“How much?” he asked the clerk.
The clerk said he couldn’t sell the beer. The boys looked too young.
The trio bolted out the door with the cases. The clerk called police.
When officers arrived, the clerk pointed toward where the boys ran. He said he’d seen what looked like the butt of a gun in one of the boys’ pockets. The boy hadn’t waved it or used it, the clerk said.
The report of a gun drew more officers. Reaching the scene, they soon spotted a red 1999 Chevrolet pickup truck. The truck zipped away on East I Street. Officers followed, lights flashing.
The truck pulled into an alley. Officers blocked it. Nearby, a teenager hiding by a garage rushed toward the pickup and tried to get in. Officers told him to stop. The teen, 17, ignored them.
The teen had something in his hands. He passed it to the driver of the pickup. Officers glimpsed a gun.
They pulled the teen away from the pickup and cuffed him. The teen was drunk. He stumbled.
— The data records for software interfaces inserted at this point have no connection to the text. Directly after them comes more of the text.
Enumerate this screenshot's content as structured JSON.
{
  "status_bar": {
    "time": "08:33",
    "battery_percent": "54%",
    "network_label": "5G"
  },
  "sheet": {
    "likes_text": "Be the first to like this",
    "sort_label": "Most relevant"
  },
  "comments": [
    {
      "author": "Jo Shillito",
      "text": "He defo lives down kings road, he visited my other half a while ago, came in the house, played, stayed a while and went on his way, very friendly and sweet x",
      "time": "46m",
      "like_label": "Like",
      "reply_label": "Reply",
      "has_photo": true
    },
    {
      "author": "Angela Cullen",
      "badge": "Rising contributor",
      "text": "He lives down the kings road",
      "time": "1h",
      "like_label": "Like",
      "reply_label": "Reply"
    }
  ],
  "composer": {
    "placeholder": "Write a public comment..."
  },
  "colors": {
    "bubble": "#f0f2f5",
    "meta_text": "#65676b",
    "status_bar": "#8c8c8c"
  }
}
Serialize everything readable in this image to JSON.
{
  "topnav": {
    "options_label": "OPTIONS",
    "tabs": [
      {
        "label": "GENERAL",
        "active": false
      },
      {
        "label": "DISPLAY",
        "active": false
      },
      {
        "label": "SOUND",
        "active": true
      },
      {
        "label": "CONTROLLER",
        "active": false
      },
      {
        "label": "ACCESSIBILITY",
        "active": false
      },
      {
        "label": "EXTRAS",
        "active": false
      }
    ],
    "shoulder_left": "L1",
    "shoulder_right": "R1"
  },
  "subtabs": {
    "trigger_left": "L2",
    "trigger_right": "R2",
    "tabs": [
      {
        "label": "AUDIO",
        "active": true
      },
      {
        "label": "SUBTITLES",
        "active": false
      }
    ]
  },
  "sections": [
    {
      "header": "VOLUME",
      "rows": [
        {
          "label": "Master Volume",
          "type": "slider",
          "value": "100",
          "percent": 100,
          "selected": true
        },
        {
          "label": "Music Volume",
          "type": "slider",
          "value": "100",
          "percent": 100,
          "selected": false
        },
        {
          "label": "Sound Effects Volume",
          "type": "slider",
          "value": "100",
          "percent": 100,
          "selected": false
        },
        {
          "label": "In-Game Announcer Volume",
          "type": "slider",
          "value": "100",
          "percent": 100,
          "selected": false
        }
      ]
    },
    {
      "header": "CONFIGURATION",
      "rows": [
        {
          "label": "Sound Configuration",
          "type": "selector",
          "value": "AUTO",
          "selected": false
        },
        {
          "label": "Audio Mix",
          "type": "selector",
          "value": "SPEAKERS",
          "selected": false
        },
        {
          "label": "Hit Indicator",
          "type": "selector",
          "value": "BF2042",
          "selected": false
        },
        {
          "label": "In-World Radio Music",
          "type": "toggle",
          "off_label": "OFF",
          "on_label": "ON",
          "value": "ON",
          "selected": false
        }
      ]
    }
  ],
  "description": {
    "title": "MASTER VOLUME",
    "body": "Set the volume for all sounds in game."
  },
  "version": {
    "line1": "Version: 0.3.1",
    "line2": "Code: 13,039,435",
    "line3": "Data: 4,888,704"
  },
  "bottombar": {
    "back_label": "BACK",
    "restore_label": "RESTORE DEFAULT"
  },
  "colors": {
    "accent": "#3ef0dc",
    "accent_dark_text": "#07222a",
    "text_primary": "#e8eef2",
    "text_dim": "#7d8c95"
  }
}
The driver — the 19-year-old — shouted at police.
“That’s my homie,” the driver said, lacing his words with profanity. “Leave him alone. I’ll smoke you. I’ll smoke you.”
Separated from the truck, the 17-year-old didn’t say much.
What happened at the convenience store?
“Just sippin’,” the teen said.
The officer asked him to explain.
“Are my friends talking?” the teen asked.
The officer said he didn’t know.
“Well, then, I’m not talking,” the teen said.
Back at the truck, officers tuned out the shouting driver and took a look at his passenger, a 15-year-old girl. Officers took her out of the car.
“That’s my girl,” the driver said. “Don’t you touch her. I’ll smoke you.”
The girl’s eyes were bloodshot, and her words slurred. She said she’d been drinking with the driver all night.
Did she know underage drinking was a crime?
“Yes,” she said, and giggled.
Over radio, an officer said he’d found the third member of the trio — the other 17-year-old — hiding underneath a house nearby.
An officer brought the convenience store clerk to the scene to look at the three suspects. The clerk said those were the guys who took the cases of Modelo.
Officers talked to the driver, now cuffed. He said he had nothing to do with any robbery. He said he walked into the convenience store and walked out when he realized he had no money. He said he didn’t know the other two teenagers. He said he drove to this spot to pay respects to a friend who had been killed there.
Officers booked the two teen boys into Remann Hall on suspicion of robbery. They booked the girl into Remann on suspicion of underage drinking. They booked the 19-year-old into the Pierce County Jail on suspicion of first-degree robbery.